These protests also highlight the limitations of China’s Belt and Road Initiative and external economic engagement strategies. There is an opinion that China often seeks to operationalise big-ticket projects without reference to local HDI, amenities and responsiveness of local governance frameworks to basic needs. The absence of revenue generation with positive spillovers for the local economy engenders negative perceptions regarding Chinese economic engagement. If China’s economy does not register a quick economic recovery from the after-effects of COVID-19, it is possible that Beijing’s investments in areas where it encounters resistance may experience a downward trend in the longer term. Such a development may open up greater space for democratic countries to indulge in healthy economic interactions.
|Country||Nature of Protest|
|Vietnam||Vietnam’s Special Zone Act which allows foreign investors to lease land for up to 99 years.
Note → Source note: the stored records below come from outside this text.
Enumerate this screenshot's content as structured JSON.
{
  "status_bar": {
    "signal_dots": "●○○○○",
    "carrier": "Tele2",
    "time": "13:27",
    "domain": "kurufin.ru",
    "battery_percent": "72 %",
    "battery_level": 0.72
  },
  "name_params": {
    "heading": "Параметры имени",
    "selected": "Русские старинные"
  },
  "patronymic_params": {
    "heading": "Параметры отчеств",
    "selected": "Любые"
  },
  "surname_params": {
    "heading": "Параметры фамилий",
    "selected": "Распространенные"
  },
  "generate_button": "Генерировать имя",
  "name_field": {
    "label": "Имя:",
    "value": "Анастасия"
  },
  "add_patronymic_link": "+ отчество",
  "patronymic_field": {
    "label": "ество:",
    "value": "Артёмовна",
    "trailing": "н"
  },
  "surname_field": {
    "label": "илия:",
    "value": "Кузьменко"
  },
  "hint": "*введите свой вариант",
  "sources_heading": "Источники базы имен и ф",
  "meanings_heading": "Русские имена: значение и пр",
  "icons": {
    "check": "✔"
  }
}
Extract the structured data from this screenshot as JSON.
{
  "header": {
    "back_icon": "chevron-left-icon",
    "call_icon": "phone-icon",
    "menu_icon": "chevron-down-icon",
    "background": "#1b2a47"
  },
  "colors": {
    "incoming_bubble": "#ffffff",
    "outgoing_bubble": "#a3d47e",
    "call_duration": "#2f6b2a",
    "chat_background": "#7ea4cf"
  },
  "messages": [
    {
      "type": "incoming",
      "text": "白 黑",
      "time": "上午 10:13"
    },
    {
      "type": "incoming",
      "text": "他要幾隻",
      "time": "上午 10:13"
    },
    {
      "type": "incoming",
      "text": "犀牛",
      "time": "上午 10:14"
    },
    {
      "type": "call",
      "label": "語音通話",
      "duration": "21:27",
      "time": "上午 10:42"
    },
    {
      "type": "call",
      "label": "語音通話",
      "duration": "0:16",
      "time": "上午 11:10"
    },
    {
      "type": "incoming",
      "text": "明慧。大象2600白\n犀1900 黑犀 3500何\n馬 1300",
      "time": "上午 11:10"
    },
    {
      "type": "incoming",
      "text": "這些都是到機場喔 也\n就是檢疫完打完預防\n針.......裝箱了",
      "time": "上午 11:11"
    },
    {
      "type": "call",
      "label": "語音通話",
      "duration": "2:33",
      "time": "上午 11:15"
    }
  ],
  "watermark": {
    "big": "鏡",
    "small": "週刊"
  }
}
Civilians carried anti-Chinese banners such as “No leasing land to China even for one day”. Source: Reuters, June 11, 2018|
|Philippines||China’s increased presence in South China Sea. Around 1,000 protestors converged in front of the Chinese consulate in Manila waving signs with phrases such as “China Out”. Source: SupChina, June 14, 2021|
|Laos||Building of a 100-meter-tall Buddha statue in a Chinese SEZ as it is viewed as a cultural encroachment. “The statue to be erected is a Mahayana-style, Chinese Buddha wearing a long frock and standing, rather than a Theravada-style Lao Buddha sitting in a meditative pose.” Source: Radio Free Asia September 14, 2021|
|Cambodia||Alleged plans to boost China’s military presence in Cambodia. Civilians protested in front of the Chinese embassy in Phnom Penh, where they were involved in a scuffle with the police. Source: Reuters October 23, 2020|
|Myanmar||Chinese factories were torched as civilians urged Beijing to condemn the February 2021 coup. Source: France 24 March 17, 2021|
|Thailand||China-backed Chana Industrial Park in Songkhla Province, which locals said would lead to environmental damage. In December 2021, the government decided to delay the project. Source: Radio Free Asia December 11, 2021|
|Indonesia||Chinese workers arriving in the South Sulawesi Province without approval from the Indonesian government. It was a student-led protest against jobs being stolen from locals. Source: International Business Times July 07, 2020|
|Malaysia||Summoned China’s Ambassador to lodge an official protest against presence and activities of Chinese vessels off the coast of Sabah and Sarawak. Source: Bangkok Post October 05, 2021|
|Nauru, Kiribati and Federated States of Micronesia (FSM)||Reports indicate that Nauru, Kiribati and FSM jointly raised security concerns over Huawei Marine Networks (HMN) laying undersea communication cables. As a result, the project was not awarded to HMN. Source: Reuters June 18, 2021|
(The article first appeared originally in The Economic Times)
Sanjay Pulipaka is a Senior Fellow at the Delhi Policy Group, India. He was a Pavate Fellow at the University of Cambridge and a former Fulbright Fellow in the United States. Twitter: @psanjay_in
Mohit Musaddi is an independent political and security risk consultant. He has a master’s degree in international relations from the War Studies Department of King’s College London.